[Data about app and page elements]

******************************

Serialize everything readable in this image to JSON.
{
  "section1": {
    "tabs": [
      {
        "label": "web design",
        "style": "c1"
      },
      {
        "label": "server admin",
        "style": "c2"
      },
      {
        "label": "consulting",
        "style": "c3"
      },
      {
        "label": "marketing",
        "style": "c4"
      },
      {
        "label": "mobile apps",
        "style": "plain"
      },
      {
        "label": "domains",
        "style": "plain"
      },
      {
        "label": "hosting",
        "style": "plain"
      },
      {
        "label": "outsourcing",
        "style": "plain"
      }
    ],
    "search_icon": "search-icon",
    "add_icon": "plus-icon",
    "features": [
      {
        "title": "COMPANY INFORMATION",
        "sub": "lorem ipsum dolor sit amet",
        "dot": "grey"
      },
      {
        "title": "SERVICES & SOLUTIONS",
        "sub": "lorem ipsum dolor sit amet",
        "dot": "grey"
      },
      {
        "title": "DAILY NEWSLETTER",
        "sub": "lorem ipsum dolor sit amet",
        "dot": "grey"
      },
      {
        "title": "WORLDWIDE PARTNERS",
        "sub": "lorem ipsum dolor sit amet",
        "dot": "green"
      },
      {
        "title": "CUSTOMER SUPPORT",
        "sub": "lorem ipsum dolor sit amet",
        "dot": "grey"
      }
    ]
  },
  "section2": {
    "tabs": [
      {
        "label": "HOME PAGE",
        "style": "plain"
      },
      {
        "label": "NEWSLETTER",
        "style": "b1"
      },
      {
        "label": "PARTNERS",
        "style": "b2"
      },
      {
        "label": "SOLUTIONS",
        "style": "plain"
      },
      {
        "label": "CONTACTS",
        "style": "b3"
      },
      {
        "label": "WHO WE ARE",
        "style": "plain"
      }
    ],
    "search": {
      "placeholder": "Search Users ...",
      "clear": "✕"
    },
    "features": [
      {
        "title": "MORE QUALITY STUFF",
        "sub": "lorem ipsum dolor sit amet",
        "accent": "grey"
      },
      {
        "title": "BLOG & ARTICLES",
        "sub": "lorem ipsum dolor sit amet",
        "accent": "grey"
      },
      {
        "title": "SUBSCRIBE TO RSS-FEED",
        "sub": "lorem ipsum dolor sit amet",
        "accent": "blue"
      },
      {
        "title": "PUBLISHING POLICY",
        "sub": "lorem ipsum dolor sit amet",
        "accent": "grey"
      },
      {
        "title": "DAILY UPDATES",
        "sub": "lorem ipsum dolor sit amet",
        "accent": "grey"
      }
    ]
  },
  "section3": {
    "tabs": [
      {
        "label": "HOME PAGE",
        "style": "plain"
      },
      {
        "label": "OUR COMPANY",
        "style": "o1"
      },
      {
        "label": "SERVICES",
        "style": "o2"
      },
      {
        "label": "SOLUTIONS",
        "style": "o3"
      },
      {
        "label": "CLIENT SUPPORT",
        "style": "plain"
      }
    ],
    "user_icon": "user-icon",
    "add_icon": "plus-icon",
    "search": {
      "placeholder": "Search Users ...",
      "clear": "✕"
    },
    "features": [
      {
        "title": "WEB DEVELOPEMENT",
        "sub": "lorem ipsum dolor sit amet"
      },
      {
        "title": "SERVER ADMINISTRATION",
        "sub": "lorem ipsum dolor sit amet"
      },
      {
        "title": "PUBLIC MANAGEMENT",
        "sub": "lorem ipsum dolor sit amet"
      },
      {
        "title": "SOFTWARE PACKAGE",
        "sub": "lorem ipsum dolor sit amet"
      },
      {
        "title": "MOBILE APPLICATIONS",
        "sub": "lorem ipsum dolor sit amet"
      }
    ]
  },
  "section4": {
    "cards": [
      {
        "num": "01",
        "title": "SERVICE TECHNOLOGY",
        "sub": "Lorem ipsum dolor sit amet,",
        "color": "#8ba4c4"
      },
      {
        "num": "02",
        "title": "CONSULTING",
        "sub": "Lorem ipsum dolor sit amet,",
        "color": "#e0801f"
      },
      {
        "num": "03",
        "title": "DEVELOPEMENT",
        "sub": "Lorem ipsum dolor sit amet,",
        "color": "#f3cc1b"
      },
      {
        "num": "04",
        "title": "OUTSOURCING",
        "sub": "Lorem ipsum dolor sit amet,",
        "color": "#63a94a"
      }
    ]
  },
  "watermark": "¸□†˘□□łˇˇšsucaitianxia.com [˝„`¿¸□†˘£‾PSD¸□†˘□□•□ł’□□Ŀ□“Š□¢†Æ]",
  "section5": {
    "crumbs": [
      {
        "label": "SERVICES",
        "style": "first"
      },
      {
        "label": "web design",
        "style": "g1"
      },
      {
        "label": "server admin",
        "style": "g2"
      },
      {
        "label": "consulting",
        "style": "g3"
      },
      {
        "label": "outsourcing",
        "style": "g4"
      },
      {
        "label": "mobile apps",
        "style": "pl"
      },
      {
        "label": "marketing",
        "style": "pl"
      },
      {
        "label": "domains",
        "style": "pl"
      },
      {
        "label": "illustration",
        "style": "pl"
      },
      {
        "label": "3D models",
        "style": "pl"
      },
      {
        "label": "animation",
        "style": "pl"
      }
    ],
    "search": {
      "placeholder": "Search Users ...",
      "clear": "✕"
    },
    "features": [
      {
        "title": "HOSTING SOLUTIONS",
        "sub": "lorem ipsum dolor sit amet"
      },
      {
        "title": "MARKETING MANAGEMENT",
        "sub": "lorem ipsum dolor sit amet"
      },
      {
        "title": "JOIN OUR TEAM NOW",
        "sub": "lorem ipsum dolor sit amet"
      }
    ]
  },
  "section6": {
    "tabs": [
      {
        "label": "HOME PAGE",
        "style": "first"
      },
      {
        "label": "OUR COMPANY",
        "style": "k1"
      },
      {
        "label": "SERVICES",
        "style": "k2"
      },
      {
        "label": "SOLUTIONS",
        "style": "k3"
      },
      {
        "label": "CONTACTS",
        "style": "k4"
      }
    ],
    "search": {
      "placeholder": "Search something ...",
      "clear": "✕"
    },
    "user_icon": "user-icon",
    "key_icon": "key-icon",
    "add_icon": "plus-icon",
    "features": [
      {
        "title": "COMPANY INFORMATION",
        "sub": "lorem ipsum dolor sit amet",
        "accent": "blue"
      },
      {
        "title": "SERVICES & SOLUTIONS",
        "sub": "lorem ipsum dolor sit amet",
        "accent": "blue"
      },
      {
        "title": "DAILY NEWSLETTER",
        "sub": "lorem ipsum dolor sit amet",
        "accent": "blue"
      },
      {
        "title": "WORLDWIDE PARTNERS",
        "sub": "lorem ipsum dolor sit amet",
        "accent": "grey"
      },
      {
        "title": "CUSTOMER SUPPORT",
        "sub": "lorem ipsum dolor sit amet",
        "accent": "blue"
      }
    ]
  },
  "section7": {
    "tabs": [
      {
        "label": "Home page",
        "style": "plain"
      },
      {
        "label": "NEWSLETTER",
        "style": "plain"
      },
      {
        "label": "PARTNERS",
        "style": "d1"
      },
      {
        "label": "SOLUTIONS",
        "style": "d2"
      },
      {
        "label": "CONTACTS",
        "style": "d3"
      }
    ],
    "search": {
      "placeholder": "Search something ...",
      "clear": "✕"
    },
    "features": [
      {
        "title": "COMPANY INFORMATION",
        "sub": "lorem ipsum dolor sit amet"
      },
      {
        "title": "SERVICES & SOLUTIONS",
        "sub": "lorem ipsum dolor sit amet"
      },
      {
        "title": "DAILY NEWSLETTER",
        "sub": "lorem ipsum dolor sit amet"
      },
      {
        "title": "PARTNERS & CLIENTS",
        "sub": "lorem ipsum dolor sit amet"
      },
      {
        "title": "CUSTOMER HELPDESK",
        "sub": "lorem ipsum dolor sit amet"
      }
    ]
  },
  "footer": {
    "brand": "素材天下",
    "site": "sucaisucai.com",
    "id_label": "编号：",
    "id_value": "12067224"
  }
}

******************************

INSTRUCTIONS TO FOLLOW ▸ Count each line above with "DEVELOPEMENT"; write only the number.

EXERCISE SOLUTION ▸ 2